At least, if you’re a man living in America.

[T]he average American man, weighing 175 pounds, produces his weight in trash every three months.

This quote comes from The Atlantic‘s Derek Thompson, who wrote a simple and solid overview of a report released this week by the World Bank. The report, “What a Waste: A Global Review of Solid Waste Management,” is a thorough assessment of the world’s current and future garbage production.

Garbage is one of those things that’s part of our invisible infrastructure for the most part. We put our garbage outside, it goes away. This is not the case everywhere else in the world.

Thompson starts with this graph:

“OECD” is members of the Organization for Economic Cooperation and Development; in essence, the western world. We create 44 percent of the world’s garbage. Which no doubt doesn’t surprise you. After all, an American man creates four versions of himself in garbage annually. (This should be a new measure, like dog years: How many garbage people old are you?) Looking at income levels instead of nationalities, the difference is larger, with high income countries creating 46 percent of the world’s waste.

Then there’s this chart:

That garbage collection, the magical process by which our garbage evaporates into the systems of our cities, is abnormal. In South Asian cities, the rate of collection is 65 percent. In Africa (AFR), it’s under 50 percent. (This is only municipal waste collection, mind you.)

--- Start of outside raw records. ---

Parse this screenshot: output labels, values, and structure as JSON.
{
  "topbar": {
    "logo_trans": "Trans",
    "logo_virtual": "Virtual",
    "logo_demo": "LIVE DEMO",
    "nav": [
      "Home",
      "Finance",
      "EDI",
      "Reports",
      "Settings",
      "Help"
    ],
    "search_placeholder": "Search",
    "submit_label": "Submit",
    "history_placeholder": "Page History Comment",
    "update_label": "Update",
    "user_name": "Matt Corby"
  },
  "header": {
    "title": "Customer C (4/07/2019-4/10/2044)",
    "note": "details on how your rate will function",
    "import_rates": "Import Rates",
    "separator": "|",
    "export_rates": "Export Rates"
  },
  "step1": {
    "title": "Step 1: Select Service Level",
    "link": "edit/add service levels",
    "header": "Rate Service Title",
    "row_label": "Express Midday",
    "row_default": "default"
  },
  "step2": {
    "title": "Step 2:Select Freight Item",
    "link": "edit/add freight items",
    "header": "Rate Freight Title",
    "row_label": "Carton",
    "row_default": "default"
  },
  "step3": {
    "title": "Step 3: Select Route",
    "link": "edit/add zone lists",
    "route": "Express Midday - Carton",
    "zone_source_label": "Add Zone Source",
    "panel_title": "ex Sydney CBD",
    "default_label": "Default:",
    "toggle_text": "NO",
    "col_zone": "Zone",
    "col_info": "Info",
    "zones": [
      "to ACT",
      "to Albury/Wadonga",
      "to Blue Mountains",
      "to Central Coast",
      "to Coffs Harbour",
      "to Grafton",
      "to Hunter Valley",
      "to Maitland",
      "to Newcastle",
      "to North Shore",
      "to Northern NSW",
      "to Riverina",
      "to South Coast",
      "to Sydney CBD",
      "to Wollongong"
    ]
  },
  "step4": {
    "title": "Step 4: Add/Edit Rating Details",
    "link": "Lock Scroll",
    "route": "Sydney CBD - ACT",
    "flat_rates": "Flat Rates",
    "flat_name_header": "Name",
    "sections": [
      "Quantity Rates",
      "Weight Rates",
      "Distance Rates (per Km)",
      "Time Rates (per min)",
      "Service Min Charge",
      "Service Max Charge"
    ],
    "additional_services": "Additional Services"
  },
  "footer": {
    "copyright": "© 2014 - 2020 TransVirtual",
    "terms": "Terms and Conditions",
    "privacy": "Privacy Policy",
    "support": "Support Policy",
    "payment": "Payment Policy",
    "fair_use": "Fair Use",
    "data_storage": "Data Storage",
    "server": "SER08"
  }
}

In Rio de Janeiro, Brazil (included in LAC above), the Jardim Gramacho became part of the local economy, if not always the visible landscape. As the World Bank report notes, both disposal rates and disposal sites are correlated to economic status — the former negatively, the latter positively. Jardim Gramacho recently closed, a process documented in the fantastic film Waste Land.